→ **PROBLEM REQUIREMENTS**
Your answer should be a single number: the count of lines in the entries below that contain "companies".

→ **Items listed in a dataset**

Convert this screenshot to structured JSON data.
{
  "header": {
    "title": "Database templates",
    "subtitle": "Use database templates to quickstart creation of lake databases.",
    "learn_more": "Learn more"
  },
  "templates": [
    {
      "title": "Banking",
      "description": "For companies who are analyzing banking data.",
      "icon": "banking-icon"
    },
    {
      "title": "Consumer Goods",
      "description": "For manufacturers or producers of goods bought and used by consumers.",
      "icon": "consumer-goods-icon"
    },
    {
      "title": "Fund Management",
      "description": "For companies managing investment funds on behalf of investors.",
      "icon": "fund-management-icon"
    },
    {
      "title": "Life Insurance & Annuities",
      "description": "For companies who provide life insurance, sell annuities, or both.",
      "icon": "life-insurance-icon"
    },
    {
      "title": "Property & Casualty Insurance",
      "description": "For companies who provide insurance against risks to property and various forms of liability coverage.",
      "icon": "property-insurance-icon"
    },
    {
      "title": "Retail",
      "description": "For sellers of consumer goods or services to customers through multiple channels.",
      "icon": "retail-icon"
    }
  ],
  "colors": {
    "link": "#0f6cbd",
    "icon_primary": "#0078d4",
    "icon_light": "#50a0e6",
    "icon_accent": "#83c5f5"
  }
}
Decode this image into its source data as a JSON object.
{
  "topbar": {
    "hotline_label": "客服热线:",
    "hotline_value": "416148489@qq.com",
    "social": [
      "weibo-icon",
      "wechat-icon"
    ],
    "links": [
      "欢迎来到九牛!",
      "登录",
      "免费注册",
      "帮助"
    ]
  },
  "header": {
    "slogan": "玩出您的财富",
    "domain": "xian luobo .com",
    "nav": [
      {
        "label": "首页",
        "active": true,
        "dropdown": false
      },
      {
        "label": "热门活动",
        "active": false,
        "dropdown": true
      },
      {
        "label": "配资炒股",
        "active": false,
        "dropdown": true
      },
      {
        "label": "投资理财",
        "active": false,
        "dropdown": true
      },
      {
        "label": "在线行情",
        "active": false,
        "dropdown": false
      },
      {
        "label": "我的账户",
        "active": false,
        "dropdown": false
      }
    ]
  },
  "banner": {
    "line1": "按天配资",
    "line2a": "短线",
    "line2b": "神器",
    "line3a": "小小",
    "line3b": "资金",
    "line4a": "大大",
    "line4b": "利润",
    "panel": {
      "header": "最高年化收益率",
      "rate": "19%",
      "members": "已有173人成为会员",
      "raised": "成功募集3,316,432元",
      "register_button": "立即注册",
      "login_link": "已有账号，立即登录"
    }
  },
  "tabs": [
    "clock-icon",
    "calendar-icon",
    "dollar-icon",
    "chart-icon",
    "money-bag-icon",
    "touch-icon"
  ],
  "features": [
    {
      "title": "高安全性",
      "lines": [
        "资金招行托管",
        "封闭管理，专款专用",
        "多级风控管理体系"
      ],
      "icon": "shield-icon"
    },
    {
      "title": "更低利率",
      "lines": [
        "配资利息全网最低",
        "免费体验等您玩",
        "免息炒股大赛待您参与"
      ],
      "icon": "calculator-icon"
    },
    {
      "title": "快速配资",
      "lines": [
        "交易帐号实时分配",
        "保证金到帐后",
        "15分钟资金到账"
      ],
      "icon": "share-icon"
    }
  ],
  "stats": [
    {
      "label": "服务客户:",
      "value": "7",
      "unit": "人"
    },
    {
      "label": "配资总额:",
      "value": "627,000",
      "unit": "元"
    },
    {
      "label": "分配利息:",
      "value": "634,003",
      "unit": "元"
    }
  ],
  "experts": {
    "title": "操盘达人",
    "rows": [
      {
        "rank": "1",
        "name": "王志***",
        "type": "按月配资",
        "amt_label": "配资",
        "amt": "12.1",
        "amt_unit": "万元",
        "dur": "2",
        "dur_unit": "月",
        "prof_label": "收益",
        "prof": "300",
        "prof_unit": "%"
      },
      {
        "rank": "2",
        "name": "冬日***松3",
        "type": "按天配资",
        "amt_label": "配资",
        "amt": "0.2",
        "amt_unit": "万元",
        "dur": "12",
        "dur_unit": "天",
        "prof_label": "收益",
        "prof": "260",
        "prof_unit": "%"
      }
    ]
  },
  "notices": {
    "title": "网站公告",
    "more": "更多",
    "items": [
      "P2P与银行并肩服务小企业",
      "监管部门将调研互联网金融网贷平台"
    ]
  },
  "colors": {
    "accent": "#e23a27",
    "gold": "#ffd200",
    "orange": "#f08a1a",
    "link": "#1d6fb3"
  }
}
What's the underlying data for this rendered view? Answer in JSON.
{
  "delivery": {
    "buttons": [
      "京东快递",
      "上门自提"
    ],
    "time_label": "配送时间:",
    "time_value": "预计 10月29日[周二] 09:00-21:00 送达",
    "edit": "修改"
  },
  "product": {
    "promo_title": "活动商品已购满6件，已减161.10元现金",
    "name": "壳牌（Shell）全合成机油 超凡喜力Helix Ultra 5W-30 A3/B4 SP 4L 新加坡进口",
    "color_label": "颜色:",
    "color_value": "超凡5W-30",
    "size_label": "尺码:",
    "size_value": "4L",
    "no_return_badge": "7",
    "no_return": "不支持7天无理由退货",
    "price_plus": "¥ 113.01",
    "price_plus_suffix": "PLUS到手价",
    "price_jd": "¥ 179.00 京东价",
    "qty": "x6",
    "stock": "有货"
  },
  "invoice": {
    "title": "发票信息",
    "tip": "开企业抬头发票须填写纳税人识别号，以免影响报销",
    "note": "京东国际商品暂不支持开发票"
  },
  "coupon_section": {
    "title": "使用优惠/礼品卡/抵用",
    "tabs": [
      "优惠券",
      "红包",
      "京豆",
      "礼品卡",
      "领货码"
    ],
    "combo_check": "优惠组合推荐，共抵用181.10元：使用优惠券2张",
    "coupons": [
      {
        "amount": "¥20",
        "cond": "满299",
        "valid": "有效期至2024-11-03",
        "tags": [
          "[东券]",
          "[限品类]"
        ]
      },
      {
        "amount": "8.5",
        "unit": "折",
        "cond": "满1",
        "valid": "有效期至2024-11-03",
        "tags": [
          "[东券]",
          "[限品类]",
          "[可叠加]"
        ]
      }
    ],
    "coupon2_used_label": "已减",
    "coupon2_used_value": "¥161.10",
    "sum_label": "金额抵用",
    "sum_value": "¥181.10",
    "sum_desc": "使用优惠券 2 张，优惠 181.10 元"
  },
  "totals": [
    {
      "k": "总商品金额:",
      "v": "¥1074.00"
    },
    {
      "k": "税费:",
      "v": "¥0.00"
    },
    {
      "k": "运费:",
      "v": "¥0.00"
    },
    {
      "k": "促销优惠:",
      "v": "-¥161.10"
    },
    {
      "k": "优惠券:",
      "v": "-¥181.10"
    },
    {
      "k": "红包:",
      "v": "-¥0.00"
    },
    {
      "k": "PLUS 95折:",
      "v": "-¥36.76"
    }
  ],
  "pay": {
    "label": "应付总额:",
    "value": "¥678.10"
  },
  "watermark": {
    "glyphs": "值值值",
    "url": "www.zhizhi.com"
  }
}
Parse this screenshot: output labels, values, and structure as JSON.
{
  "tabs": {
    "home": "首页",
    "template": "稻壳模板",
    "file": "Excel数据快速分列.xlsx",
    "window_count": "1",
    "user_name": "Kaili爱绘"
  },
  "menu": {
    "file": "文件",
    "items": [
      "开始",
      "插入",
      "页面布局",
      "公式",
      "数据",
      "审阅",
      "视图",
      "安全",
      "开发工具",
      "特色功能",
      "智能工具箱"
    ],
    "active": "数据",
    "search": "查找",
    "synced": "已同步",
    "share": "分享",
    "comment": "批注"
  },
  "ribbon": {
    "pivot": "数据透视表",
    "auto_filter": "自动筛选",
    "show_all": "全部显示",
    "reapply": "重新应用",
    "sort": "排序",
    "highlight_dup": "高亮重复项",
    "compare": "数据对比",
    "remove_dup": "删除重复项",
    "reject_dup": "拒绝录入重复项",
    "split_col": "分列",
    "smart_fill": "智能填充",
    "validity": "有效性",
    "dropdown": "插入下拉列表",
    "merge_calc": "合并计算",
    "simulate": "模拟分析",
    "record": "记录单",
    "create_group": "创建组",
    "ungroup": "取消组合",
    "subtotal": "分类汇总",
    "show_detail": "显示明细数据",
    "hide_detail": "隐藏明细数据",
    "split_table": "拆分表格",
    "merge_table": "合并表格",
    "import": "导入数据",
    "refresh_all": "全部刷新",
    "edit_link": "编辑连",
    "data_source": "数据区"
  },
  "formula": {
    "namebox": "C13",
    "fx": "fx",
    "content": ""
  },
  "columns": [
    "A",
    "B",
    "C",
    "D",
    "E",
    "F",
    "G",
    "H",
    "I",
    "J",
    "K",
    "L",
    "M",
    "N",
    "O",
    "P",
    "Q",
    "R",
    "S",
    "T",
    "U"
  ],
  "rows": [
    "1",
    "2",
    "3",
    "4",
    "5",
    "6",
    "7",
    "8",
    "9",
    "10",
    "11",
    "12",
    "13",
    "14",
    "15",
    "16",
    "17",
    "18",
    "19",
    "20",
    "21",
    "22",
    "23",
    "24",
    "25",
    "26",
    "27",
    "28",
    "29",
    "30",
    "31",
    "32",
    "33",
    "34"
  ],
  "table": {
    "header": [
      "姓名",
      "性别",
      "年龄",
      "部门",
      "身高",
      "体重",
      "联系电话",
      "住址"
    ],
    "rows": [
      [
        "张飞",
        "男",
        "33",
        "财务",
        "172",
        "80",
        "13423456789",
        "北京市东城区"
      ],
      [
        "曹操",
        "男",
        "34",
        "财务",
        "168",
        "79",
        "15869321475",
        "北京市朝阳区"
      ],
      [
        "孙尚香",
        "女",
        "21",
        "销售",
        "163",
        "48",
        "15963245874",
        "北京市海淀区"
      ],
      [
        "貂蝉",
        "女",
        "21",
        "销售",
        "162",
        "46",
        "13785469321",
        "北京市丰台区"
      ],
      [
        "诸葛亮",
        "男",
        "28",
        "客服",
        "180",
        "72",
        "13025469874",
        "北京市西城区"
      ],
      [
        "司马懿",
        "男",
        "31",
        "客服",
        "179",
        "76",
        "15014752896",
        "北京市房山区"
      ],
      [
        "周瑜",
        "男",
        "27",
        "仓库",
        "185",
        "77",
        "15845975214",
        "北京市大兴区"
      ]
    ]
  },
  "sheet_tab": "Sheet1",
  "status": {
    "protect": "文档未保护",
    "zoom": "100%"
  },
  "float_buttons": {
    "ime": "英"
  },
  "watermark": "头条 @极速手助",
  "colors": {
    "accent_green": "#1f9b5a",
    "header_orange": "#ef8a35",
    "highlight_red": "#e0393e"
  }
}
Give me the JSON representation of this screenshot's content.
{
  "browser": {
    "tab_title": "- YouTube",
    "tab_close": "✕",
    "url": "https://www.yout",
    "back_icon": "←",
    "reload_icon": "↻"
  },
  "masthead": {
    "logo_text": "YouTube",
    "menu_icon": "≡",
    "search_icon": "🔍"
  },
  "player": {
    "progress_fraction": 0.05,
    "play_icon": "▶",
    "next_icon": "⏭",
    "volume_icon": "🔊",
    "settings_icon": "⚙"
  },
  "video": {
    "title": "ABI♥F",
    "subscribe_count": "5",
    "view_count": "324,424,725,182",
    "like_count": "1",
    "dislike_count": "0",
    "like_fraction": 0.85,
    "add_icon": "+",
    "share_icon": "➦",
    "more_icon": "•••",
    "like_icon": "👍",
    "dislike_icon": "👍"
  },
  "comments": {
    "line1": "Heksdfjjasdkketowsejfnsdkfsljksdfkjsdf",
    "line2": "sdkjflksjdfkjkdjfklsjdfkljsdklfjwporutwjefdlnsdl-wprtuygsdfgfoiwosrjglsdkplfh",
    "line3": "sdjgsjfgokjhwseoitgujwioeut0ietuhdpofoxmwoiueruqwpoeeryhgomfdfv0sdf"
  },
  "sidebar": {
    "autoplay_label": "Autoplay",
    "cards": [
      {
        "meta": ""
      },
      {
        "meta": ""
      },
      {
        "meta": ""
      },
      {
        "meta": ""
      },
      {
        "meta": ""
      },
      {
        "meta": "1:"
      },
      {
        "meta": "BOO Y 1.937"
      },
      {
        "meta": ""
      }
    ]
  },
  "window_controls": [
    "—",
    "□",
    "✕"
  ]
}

→ **SOLUTION**
4